TASK TO COMPLETE
Gather every line of the entries that includes the word "Laminate".

GIVEN INFORMATION
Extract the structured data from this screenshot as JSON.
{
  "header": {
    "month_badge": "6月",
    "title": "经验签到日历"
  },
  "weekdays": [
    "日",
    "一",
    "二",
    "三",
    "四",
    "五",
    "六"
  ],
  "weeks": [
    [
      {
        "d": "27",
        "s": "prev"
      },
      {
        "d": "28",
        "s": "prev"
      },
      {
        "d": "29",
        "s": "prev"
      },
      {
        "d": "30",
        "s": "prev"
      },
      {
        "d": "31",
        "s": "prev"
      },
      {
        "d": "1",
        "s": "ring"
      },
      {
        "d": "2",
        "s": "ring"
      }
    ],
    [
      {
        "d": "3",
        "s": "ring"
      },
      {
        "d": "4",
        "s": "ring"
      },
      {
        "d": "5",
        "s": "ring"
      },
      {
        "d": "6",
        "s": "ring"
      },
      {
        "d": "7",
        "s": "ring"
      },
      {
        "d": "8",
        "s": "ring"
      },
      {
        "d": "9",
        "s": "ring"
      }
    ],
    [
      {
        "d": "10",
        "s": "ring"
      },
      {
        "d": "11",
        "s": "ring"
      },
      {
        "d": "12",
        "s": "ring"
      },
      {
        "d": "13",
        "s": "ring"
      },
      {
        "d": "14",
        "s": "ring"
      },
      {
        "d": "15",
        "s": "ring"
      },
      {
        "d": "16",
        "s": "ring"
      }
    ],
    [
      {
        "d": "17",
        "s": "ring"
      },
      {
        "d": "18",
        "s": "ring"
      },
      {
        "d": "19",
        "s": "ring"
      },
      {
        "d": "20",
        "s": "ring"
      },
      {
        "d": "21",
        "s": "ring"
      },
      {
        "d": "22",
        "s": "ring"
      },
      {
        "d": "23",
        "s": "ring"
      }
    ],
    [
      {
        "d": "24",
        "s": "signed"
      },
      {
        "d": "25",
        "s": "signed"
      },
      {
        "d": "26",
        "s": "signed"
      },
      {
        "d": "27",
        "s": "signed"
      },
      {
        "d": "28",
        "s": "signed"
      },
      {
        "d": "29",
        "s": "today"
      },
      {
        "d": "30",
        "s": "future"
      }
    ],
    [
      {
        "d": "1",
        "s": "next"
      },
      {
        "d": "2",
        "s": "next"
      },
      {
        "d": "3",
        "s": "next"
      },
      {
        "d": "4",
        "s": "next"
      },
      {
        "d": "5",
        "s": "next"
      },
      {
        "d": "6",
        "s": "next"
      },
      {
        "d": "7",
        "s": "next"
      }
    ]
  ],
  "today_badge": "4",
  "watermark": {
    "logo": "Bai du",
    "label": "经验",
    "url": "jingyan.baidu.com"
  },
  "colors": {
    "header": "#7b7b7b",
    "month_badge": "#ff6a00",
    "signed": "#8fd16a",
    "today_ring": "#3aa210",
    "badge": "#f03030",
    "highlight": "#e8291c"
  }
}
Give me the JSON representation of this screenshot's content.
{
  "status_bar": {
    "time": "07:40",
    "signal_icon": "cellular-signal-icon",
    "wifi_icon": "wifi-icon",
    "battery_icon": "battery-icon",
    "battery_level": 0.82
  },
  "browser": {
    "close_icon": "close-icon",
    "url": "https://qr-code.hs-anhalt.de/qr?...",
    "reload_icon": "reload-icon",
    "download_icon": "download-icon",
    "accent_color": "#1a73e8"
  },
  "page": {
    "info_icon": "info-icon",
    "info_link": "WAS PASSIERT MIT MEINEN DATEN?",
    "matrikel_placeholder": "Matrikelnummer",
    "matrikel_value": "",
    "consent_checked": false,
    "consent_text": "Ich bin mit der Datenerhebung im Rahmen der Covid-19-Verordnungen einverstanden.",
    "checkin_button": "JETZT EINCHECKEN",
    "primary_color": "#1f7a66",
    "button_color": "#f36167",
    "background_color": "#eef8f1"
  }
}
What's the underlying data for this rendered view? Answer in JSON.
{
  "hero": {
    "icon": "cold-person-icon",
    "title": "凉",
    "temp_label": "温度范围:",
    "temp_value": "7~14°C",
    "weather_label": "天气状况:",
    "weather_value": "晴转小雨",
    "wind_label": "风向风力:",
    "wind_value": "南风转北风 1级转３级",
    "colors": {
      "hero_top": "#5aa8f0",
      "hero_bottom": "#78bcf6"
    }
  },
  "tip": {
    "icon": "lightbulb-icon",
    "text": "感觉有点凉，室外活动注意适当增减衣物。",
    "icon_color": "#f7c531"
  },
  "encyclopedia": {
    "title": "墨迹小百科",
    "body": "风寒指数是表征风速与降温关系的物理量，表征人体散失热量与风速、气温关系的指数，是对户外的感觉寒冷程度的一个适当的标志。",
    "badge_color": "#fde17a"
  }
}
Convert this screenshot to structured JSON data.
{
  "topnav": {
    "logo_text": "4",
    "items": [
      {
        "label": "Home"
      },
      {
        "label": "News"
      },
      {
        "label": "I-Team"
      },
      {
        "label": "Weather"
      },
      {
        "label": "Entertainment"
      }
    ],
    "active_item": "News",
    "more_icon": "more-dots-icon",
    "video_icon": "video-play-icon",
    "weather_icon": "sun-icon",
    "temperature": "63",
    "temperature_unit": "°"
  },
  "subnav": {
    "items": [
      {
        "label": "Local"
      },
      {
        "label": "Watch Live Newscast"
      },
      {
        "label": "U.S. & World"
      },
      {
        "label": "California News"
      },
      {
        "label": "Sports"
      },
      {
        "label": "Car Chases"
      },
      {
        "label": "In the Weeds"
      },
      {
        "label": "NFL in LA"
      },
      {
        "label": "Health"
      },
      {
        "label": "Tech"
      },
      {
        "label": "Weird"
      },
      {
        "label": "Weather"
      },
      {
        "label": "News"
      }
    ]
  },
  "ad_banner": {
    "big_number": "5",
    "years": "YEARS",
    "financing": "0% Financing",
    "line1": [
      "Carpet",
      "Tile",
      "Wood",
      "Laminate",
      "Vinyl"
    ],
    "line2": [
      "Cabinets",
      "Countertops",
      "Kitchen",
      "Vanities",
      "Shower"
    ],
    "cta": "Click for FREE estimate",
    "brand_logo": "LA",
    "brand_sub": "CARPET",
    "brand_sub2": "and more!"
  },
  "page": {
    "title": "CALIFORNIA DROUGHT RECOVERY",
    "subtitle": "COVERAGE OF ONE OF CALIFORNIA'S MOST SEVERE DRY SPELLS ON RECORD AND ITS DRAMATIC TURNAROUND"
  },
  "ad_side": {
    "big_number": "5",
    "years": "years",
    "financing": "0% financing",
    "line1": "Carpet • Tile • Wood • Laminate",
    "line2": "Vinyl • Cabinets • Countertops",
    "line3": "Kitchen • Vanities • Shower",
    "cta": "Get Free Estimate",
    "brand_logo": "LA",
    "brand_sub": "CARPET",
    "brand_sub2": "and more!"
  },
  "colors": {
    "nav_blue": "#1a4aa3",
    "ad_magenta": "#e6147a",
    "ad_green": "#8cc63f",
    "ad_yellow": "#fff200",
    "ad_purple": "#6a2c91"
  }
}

RESPONSE AREA
      "Laminate",
    "line1": "Carpet • Tile • Wood • Laminate",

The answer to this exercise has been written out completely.